(Record extracts Opens)
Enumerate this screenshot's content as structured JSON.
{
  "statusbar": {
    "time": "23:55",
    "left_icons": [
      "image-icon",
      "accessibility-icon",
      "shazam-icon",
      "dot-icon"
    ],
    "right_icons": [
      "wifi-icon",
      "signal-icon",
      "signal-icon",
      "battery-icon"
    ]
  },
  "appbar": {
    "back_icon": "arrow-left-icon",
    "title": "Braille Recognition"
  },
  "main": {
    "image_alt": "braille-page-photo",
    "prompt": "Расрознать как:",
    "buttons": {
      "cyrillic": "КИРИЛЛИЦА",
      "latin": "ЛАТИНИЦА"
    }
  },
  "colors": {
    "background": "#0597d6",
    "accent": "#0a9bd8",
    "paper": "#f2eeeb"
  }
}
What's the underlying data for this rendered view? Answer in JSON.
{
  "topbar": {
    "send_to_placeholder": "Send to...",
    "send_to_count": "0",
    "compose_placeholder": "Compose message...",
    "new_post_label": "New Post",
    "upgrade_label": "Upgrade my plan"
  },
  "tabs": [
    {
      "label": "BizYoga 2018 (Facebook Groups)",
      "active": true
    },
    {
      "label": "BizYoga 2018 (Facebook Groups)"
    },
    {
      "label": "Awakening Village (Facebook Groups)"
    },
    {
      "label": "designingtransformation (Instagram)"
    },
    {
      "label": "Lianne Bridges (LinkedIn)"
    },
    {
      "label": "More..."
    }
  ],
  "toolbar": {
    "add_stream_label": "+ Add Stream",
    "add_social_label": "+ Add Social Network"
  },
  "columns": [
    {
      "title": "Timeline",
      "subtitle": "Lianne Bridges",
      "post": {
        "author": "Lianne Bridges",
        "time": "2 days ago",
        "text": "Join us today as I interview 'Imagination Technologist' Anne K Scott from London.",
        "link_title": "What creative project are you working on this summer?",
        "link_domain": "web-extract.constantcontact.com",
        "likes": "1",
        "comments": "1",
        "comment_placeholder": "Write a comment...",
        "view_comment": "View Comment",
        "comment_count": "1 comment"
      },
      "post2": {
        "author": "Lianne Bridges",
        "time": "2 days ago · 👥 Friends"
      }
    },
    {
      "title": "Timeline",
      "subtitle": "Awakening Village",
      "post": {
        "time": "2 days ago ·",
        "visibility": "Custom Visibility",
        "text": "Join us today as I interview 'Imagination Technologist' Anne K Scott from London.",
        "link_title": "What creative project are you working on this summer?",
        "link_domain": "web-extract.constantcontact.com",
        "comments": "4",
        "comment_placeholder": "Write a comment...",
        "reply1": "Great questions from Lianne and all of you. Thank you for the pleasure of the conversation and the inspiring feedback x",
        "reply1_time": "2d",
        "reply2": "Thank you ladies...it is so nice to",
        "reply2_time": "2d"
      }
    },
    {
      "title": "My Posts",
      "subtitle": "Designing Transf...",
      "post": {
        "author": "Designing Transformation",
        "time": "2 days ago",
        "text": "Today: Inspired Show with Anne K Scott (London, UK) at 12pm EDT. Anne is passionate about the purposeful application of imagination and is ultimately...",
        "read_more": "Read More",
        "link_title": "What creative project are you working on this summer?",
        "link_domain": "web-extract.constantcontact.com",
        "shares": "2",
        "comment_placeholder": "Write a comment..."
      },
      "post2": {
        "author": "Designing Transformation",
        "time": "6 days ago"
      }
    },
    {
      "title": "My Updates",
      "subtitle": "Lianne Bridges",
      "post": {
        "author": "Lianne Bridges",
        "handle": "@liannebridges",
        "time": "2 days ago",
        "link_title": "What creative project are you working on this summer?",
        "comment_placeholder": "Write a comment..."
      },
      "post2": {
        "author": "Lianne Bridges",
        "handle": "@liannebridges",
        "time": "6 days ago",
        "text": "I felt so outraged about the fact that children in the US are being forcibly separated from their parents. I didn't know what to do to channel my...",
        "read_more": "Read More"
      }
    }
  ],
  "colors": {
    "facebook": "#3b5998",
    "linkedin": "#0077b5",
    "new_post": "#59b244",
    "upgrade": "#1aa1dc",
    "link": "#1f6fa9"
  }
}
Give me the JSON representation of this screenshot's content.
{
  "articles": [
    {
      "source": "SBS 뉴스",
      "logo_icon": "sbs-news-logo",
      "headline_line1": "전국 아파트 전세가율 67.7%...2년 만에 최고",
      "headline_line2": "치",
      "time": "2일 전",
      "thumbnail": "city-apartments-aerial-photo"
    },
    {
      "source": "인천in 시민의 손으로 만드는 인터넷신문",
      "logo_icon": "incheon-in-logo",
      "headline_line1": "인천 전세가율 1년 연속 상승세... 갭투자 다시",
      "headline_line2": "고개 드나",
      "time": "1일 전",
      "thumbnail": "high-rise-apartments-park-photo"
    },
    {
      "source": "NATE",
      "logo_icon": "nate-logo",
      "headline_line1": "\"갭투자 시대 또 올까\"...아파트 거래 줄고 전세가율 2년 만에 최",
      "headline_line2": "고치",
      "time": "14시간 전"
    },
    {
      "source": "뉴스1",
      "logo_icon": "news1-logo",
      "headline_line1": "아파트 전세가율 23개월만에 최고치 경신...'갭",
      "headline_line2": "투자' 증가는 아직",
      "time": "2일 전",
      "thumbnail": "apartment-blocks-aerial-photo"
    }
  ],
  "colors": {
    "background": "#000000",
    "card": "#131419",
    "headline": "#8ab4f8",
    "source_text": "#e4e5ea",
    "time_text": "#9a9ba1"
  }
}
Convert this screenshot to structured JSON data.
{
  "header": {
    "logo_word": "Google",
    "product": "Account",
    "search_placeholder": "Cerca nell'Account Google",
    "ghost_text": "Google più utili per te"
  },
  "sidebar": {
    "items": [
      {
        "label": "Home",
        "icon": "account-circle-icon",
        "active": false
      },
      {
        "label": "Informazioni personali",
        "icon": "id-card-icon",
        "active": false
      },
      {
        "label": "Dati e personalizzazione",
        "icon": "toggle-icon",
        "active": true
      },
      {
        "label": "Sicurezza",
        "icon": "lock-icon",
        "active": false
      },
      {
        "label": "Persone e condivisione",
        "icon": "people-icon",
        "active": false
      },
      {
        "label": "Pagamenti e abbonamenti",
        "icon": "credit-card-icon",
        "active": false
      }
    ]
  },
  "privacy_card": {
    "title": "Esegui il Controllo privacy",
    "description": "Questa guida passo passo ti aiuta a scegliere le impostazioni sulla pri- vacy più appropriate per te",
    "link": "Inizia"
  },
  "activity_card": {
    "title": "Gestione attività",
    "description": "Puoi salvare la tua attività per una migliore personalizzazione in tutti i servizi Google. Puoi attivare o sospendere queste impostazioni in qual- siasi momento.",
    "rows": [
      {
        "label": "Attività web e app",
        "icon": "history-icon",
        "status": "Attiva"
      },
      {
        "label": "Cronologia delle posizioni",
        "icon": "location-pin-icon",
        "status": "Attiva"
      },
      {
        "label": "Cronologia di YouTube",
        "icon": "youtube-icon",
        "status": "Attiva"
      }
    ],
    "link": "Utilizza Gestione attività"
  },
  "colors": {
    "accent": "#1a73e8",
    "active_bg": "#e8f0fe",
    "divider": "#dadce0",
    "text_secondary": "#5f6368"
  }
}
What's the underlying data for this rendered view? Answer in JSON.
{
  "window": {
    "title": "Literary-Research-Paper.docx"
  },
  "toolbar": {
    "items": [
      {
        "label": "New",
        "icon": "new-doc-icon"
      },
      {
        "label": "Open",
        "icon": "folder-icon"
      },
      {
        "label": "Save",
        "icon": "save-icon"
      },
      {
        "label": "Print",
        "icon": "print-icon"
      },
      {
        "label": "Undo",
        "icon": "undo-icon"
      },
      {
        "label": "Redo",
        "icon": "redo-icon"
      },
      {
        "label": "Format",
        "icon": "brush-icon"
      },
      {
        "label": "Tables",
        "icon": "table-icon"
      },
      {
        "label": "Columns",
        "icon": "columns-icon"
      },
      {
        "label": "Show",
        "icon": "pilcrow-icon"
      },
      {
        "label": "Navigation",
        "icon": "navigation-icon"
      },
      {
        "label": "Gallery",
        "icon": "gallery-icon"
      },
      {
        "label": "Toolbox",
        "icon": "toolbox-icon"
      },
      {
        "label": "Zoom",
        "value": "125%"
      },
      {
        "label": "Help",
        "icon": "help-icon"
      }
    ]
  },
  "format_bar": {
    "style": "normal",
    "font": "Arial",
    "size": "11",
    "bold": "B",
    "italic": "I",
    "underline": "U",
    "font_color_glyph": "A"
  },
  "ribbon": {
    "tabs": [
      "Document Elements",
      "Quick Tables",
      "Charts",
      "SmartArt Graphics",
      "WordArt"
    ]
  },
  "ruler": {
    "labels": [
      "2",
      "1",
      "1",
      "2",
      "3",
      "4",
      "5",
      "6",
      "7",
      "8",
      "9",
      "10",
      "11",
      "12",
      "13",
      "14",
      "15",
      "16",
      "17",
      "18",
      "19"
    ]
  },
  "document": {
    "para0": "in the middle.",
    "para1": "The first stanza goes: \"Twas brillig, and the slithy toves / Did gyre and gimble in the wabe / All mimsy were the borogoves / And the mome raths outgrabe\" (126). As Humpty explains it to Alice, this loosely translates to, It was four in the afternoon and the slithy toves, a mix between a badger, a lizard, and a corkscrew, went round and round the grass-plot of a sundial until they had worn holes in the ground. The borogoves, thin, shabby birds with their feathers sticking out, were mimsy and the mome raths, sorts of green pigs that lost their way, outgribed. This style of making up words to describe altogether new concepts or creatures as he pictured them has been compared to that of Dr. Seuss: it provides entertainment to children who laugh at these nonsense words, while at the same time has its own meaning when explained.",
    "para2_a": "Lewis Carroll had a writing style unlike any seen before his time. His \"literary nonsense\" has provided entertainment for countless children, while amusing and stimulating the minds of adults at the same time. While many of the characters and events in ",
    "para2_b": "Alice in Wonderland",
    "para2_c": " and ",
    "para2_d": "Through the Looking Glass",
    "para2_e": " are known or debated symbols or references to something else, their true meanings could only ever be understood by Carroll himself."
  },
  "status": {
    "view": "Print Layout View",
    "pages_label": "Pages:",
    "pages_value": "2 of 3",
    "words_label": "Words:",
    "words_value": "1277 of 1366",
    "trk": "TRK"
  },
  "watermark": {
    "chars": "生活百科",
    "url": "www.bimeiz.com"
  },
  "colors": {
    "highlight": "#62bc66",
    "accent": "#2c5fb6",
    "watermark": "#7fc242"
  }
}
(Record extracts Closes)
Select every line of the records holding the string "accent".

    "accent": "#0a9bd8",
    "accent": "#1a73e8",
    "accent": "#2c5fb6",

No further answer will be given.